==== RECORDS SUPPLIED

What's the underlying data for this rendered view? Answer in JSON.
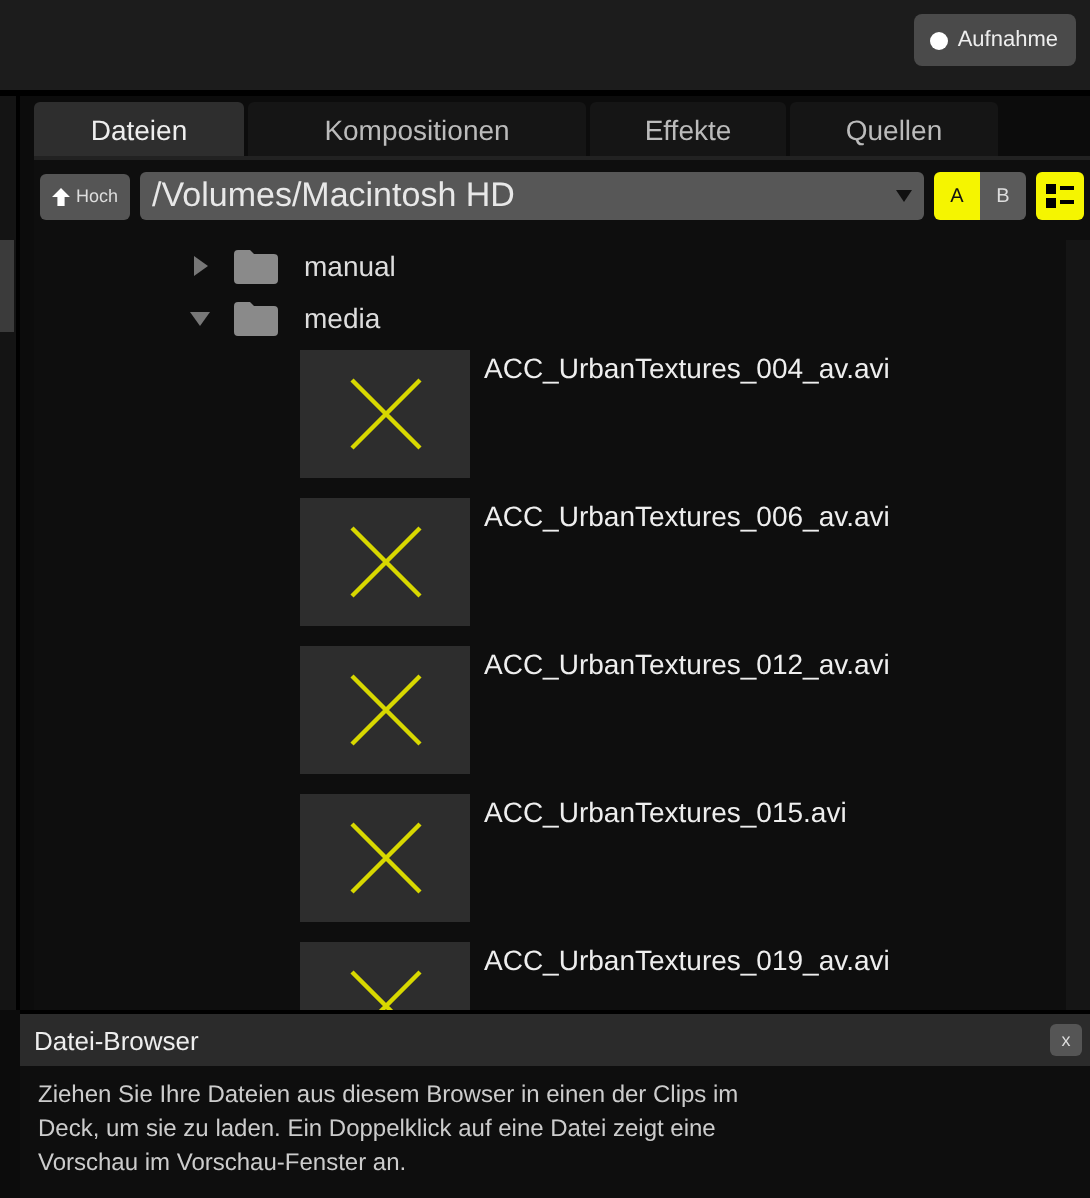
{
  "record_button": {
    "label": "Aufnahme"
  },
  "tabs": [
    {
      "label": "Dateien",
      "selected": true
    },
    {
      "label": "Kompositionen",
      "selected": false
    },
    {
      "label": "Effekte",
      "selected": false
    },
    {
      "label": "Quellen",
      "selected": false
    }
  ],
  "toolbar": {
    "up_button": "Hoch",
    "path": "/Volumes/Macintosh HD",
    "deck_toggle": [
      {
        "label": "A",
        "selected": true
      },
      {
        "label": "B",
        "selected": false
      }
    ]
  },
  "tree": [
    {
      "kind": "folder",
      "name": "manual",
      "expanded": false
    },
    {
      "kind": "folder",
      "name": "media",
      "expanded": true,
      "children": [
        {
          "kind": "file",
          "name": "ACC_UrbanTextures_004_av.avi"
        },
        {
          "kind": "file",
          "name": "ACC_UrbanTextures_006_av.avi"
        },
        {
          "kind": "file",
          "name": "ACC_UrbanTextures_012_av.avi"
        },
        {
          "kind": "file",
          "name": "ACC_UrbanTextures_015.avi"
        },
        {
          "kind": "file",
          "name": "ACC_UrbanTextures_019_av.avi"
        }
      ]
    }
  ],
  "info_panel": {
    "title": "Datei-Browser",
    "close": "x",
    "text": "Ziehen Sie Ihre Dateien aus diesem Browser in einen der Clips im Deck, um sie zu laden. Ein Doppelklick auf eine Datei zeigt eine Vorschau im Vorschau-Fenster an."
  }
}
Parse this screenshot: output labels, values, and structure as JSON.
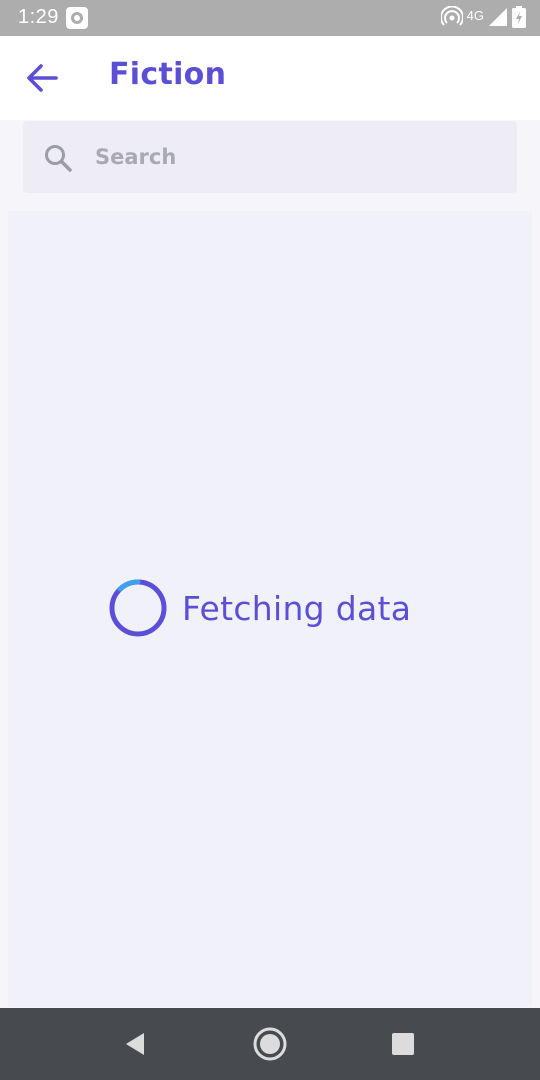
{
  "status_bar": {
    "time": "1:29",
    "network": "4G",
    "icons": [
      "notification-icon",
      "hotspot-icon",
      "signal-icon",
      "battery-icon"
    ]
  },
  "app_bar": {
    "title": "Fiction",
    "back_icon": "arrow-left-icon"
  },
  "search": {
    "placeholder": "Search",
    "value": "",
    "icon": "search-icon"
  },
  "content": {
    "loading_text": "Fetching data",
    "spinner_icon": "spinner-icon"
  },
  "nav_bar": {
    "buttons": [
      "back-icon",
      "home-icon",
      "recents-icon"
    ]
  },
  "colors": {
    "accent": "#5b4fd6",
    "spinner_highlight": "#3fa0f0",
    "status_bar": "#adadad",
    "nav_bar": "#474a4f",
    "background": "#f1f1f9"
  }
}
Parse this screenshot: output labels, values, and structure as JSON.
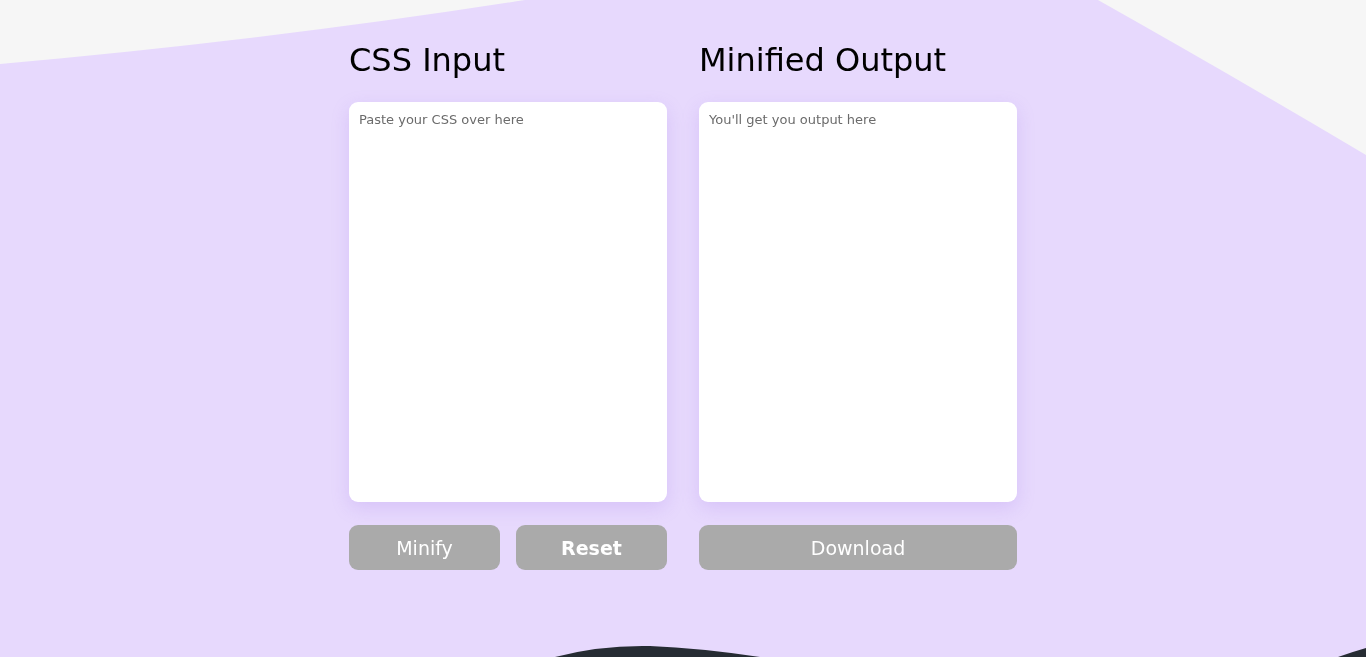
{
  "panels": [
    {
      "title": "CSS Input",
      "field": {
        "placeholder": "Paste your CSS over here"
      },
      "buttons": [
        {
          "label": "Minify",
          "hovered": false
        },
        {
          "label": "Reset",
          "hovered": true
        }
      ]
    },
    {
      "title": "Minified Output",
      "field": {
        "placeholder": "You'll get you output here"
      },
      "buttons": [
        {
          "label": "Download",
          "hovered": false
        }
      ]
    }
  ]
}
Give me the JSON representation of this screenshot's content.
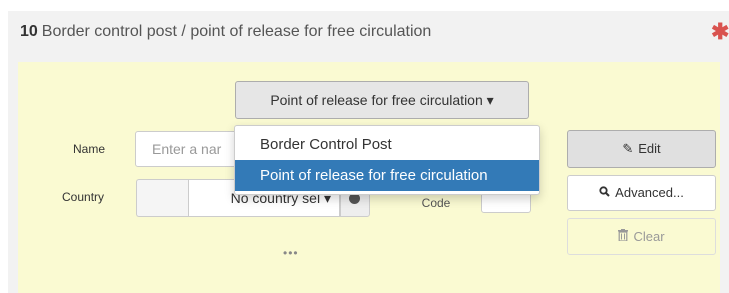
{
  "section": {
    "number": "10",
    "title": "Border control post / point of release for free circulation",
    "required_marker": "✱"
  },
  "type_selector": {
    "selected": "Point of release for free circulation",
    "caret": "▾"
  },
  "dropdown": {
    "options": [
      "Border Control Post",
      "Point of release for free circulation"
    ],
    "selected_index": 1
  },
  "fields": {
    "name_label": "Name",
    "name_placeholder": "Enter a nar",
    "country_label": "Country",
    "country_value": "No country sel",
    "country_caret": "▾",
    "iso_label": "ISO Code",
    "ellipsis": "•••"
  },
  "buttons": {
    "edit": "Edit",
    "advanced": "Advanced...",
    "clear": "Clear"
  },
  "icons": {
    "edit": "edit-icon",
    "advanced": "search-icon",
    "clear": "trash-icon",
    "globe": "globe-icon",
    "required": "asterisk-icon"
  },
  "colors": {
    "panel_background": "#fafad2",
    "selected_option": "#337ab7",
    "required": "#d9534f"
  }
}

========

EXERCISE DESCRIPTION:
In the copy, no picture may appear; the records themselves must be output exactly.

RESULT OF THE TASK:
What's the underlying data for this rendered view? Answer in JSON.
{
  "record_button": {
    "label": "Aufnahme"
  },
  "tabs": [
    {
      "label": "Dateien",
      "selected": true
    },
    {
      "label": "Kompositionen",
      "selected": false
    },
    {
      "label": "Effekte",
      "selected": false
    },
    {
      "label": "Quellen",
      "selected": false
    }
  ],
  "toolbar": {
    "up_button": "Hoch",
    "path": "/Volumes/Macintosh HD",
    "deck_toggle": [
      {
        "label": "A",
        "selected": true
      },
      {
        "label": "B",
        "selected": false
      }
    ]
  },
  "tree": [
    {
      "kind": "folder",
      "name": "manual",
      "expanded": false
    },
    {
      "kind": "folder",
      "name": "media",
      "expanded": true,
      "children": [
        {
          "kind": "file",
          "name": "ACC_UrbanTextures_004_av.avi"
        },
        {
          "kind": "file",
          "name": "ACC_UrbanTextures_006_av.avi"
        },
        {
          "kind": "file",
          "name": "ACC_UrbanTextures_012_av.avi"
        },
        {
          "kind": "file",
          "name": "ACC_UrbanTextures_015.avi"
        },
        {
          "kind": "file",
          "name": "ACC_UrbanTextures_019_av.avi"
        }
      ]
    }
  ],
  "info_panel": {
    "title": "Datei-Browser",
    "close": "x",
    "text": "Ziehen Sie Ihre Dateien aus diesem Browser in einen der Clips im Deck, um sie zu laden. Ein Doppelklick auf eine Datei zeigt eine Vorschau im Vorschau-Fenster an."
  }
}
Parse this screenshot: output labels, values, and structure as JSON.
{
  "status_bar": {
    "time": "1:29",
    "network": "4G",
    "icons": [
      "notification-icon",
      "hotspot-icon",
      "signal-icon",
      "battery-icon"
    ]
  },
  "app_bar": {
    "title": "Fiction",
    "back_icon": "arrow-left-icon"
  },
  "search": {
    "placeholder": "Search",
    "value": "",
    "icon": "search-icon"
  },
  "content": {
    "loading_text": "Fetching data",
    "spinner_icon": "spinner-icon"
  },
  "nav_bar": {
    "buttons": [
      "back-icon",
      "home-icon",
      "recents-icon"
    ]
  },
  "colors": {
    "accent": "#5b4fd6",
    "spinner_highlight": "#3fa0f0",
    "status_bar": "#adadad",
    "nav_bar": "#474a4f",
    "background": "#f1f1f9"
  }
}
Parse this screenshot: output labels, values, and structure as JSON.
{
  "panels": [
    {
      "title": "CSS Input",
      "field": {
        "placeholder": "Paste your CSS over here"
      },
      "buttons": [
        {
          "label": "Minify",
          "hovered": false
        },
        {
          "label": "Reset",
          "hovered": true
        }
      ]
    },
    {
      "title": "Minified Output",
      "field": {
        "placeholder": "You'll get you output here"
      },
      "buttons": [
        {
          "label": "Download",
          "hovered": false
        }
      ]
    }
  ]
}
Give me the JSON representation of this screenshot's content.
{
  "section": {
    "number": "10",
    "title": "Border control post / point of release for free circulation",
    "required_marker": "✱"
  },
  "type_selector": {
    "selected": "Point of release for free circulation",
    "caret": "▾"
  },
  "dropdown": {
    "options": [
      "Border Control Post",
      "Point of release for free circulation"
    ],
    "selected_index": 1
  },
  "fields": {
    "name_label": "Name",
    "name_placeholder": "Enter a nar",
    "country_label": "Country",
    "country_value": "No country sel",
    "country_caret": "▾",
    "iso_label": "ISO Code",
    "ellipsis": "•••"
  },
  "buttons": {
    "edit": "Edit",
    "advanced": "Advanced...",
    "clear": "Clear"
  },
  "icons": {
    "edit": "edit-icon",
    "advanced": "search-icon",
    "clear": "trash-icon",
    "globe": "globe-icon",
    "required": "asterisk-icon"
  },
  "colors": {
    "panel_background": "#fafad2",
    "selected_option": "#337ab7",
    "required": "#d9534f"
  }
}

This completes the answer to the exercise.